So in Code Geass, Emperor Charles zi Britannia is obviously British because Britannia is a glorified, alternate-universe Britain. Thus he has an English name. Makes sense. Since it’s a Japanese show though, they have to transliterate the English name into Japanese, and Charles becomes シャルル (Sharuru). This has always bothered me. I just don’t see the connection between “Charles” and “Sharuru.” Of course I understand that many foreign words translated into Japanese sound strange because of their limited phonetic alphabet, and most of the time, I’d say they do pretty okay. But in this case, I’m thoroughly convinced that they could have picked a better transliteration with the sounds that they have. チャルズ (Charuzu), for example — not worlds different, but different enough to be closer, right?

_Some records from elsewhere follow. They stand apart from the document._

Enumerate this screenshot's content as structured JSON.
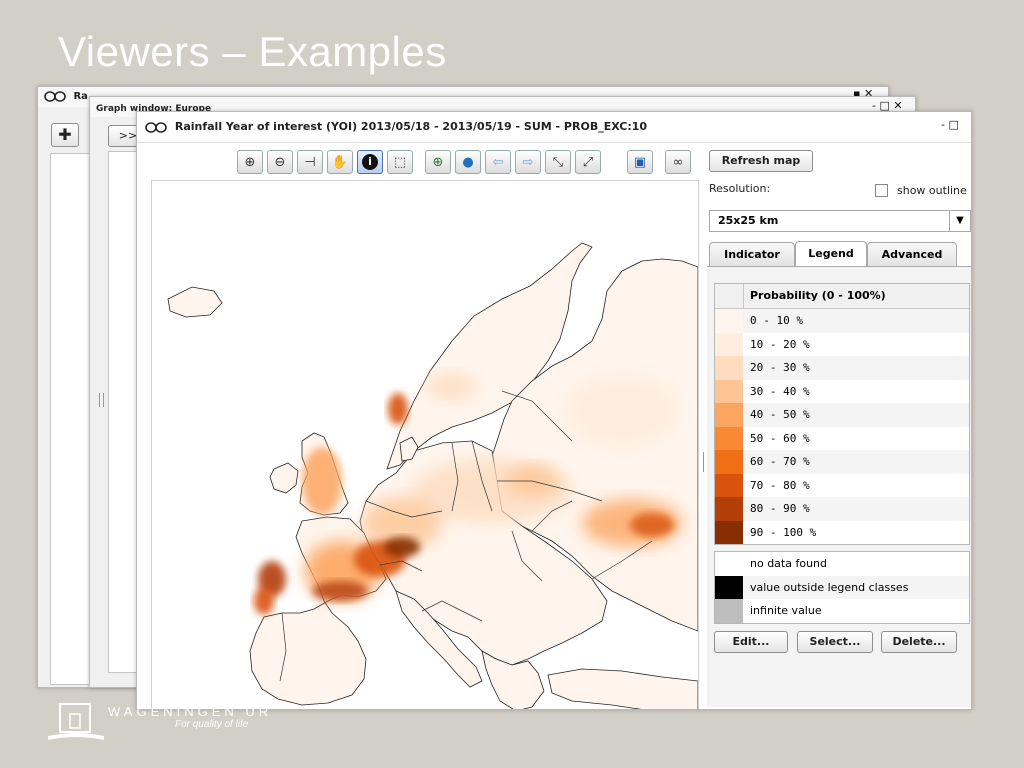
{
  "slide": {
    "title": "Viewers – Examples"
  },
  "window_back": {
    "title": "Ra",
    "controls": "▪ ✕"
  },
  "window_graph": {
    "title": "Graph window: Europe",
    "expand_label": ">>",
    "controls": "- □ ✕"
  },
  "window_main": {
    "title": "Rainfall Year of interest (YOI) 2013/05/18 - 2013/05/19 - SUM - PROB_EXC:10",
    "controls": "- □"
  },
  "toolbar": {
    "buttons": [
      {
        "icon": "zoom-in-icon",
        "glyph": "⊕"
      },
      {
        "icon": "zoom-out-icon",
        "glyph": "⊖"
      },
      {
        "icon": "measure-icon",
        "glyph": "⊣"
      },
      {
        "icon": "pan-hand-icon",
        "glyph": "✋"
      },
      {
        "icon": "info-icon",
        "glyph": "i"
      },
      {
        "icon": "select-area-icon",
        "glyph": "⬚"
      },
      {
        "icon": "zoom-region-icon",
        "glyph": "⊕"
      },
      {
        "icon": "globe-icon",
        "glyph": "●"
      },
      {
        "icon": "back-arrow-icon",
        "glyph": "⇦"
      },
      {
        "icon": "forward-arrow-icon",
        "glyph": "⇨"
      },
      {
        "icon": "shrink-icon",
        "glyph": "⤡"
      },
      {
        "icon": "expand-icon",
        "glyph": "⤢"
      },
      {
        "icon": "save-icon",
        "glyph": "▣"
      },
      {
        "icon": "app-logo-icon",
        "glyph": "∞"
      }
    ]
  },
  "side": {
    "refresh_label": "Refresh map",
    "resolution_label": "Resolution:",
    "show_outline_label": "show outline",
    "resolution_value": "25x25 km",
    "tabs": [
      "Indicator",
      "Legend",
      "Advanced"
    ],
    "selected_tab": "Legend",
    "legend_header": "Probability (0 - 100%)",
    "legend": [
      {
        "label": "0 - 10 %",
        "color": "#fff5ed"
      },
      {
        "label": "10 - 20 %",
        "color": "#feeee0"
      },
      {
        "label": "20 - 30 %",
        "color": "#fddcbf"
      },
      {
        "label": "30 - 40 %",
        "color": "#fdc593"
      },
      {
        "label": "40 - 50 %",
        "color": "#fca560"
      },
      {
        "label": "50 - 60 %",
        "color": "#f98932"
      },
      {
        "label": "60 - 70 %",
        "color": "#f07018"
      },
      {
        "label": "70 - 80 %",
        "color": "#d9530c"
      },
      {
        "label": "80 - 90 %",
        "color": "#b43e07"
      },
      {
        "label": "90 - 100 %",
        "color": "#872e05"
      }
    ],
    "special": [
      {
        "label": "no data found",
        "color": "#ffffff"
      },
      {
        "label": "value outside legend classes",
        "color": "#000000"
      },
      {
        "label": "infinite value",
        "color": "#bdbdbd"
      }
    ],
    "edit_label": "Edit...",
    "select_label": "Select...",
    "delete_label": "Delete..."
  },
  "footer": {
    "brand": "WAGENINGEN UR",
    "tagline": "For quality of life"
  }
}
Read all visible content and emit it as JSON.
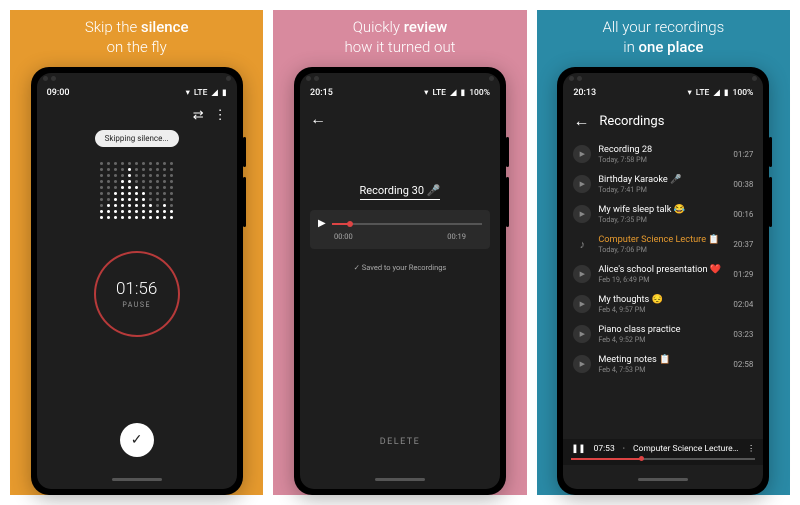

Further, “Sharuru” seems to be some kind of universally accepted Japanese version of “Charles” because Code Geass was not the only series where I heard the transliteration. Who decided that “Charles” should be “Sharuru”? If someone else decided that they wanted to transliterate it as “Charuzu,” would they be wrong? Are there multiple ways to import a name into another language?
For the reverse case, Japanese names into English, the answer seems to be yes. For FUNimatioin’s recent license, Spice and Wolf, they’ve decided to transliterate ホロ as “Holo” rather than the fan-preferred “Horo.” Since the Japanese use the same sound where Westerners distinguish between L’s and R’s, either version can technically be correct. Nevertheless, the らりるれろ sounds are more often seen as R sounds (ra, ri, ru, re, ro) than L sounds (la, li, lu, le, lo). And for Horo’s case in particular, I can’t shake the idea that “Holo” will invoke “holographic” first and “awesome wolf deity” second. Meanwhile, “Horo” is kindasorta similar to “Horus” an Egyptian falcon god.
And then there is the fun thing they do when they have English names transliterated into Japanese only to be transliterated back into English. Except that the two English versions don’t match. The best example of this is probably Simon from Gurren Lagann. The Japanese have no character for “si,” only し/シ (“shi”), and so, Simon was pronounced シモン (“Shimon”). When Gurren Lagann was dubbed by Bandai, they kept that pronunciation, presumably because of perceived fan pressure. The same can be said for Viral, which retained the “vee-rall” pronunciation instead of “fixing” it back to “vhai-rul.”
In Horo’s case, fan preference may be more legitimate since the name isn’t English to begin with, but in Simon and Viral’s cases, should Bandai have given in? Would it really have been that weird to hear the names pronounced “correctly”? I don’t really think so. And if they were going to play it the Japanese way, why didn’t they go all the way with Viral and leave it as “V/Biraru”? That’d be pushing it too far with the lip movements, I guess? It can be debated whether or not Simon and Viral were intended to be English names to begin with — even though they’re obviously not Japanese, it’s possible that they could be fantasy names instead. But they seem kind of plain for fantasy names, don’t you think? After all, Japanese fantasy has come up with names such as Zelgadis Greywords, Filia Ul Copt, and Yozak Gurrier, and even those are Western-based. I wonder if there really is a “right” or “wrong” way to pronounce Simon and Viral since it’s been passed through languages the way it has. I’m sure fanboys will swear to “Shimon” and “Vee-rall,” but are they just subscribing to the Japanese’s limited phonetics?
Still, as far as natively Japanese names go, I’m glad for the shift towards preservation of pronunciation. The Sakura in Card Captor Sakura was dubbed as “Sa-kuur-ah” with a long “u” sound. The more recent Sakura of Naruto has been dubbed more correctly as “Sah-kuu-rah” with a short “u.” And yet, Akira was dubbed years ago correctly (with a soft “i” sound), and most people I know still pronounce it with a hard “i”?
One last thing… who the hell decided that they could name their child “Light” — an obviously English word — and then assign it the kanji for “moon”? (月 “tsuki”) How does that even work?? Obviously, no one will intrinsically understand that “tsuki” should be read as “Light” (or ライト”Raito” since they can’t actually pronounce “Light”) because Misa didn’t know offhand. So did Light just spend his life ‘”correcting” teachers saying, “No, ma’am, you’re wrong, it’s not ‘tsuki’ like it is in the dictionary, it’s ‘Raito’!”? Says who?? Your crazy parents?
Why do they get to decide that “Light” can be represented by 月 “tsuki”? Why didn’t they just use 光 “hikari” which actually means “light”? Because Hikari is actually a legitimate name? (A female name, but a name nonetheless!) I guess they didn’t want Light to go through life being mistaken as a girl during rolecall, so instead, they made him special by giving him the wrong character for the translation? Maybe that’s why he turned into such a megalomaniac.
The mystery of Light Yagami, solved!
Then again, the forcing of kanji for an English word has happened for things other than names.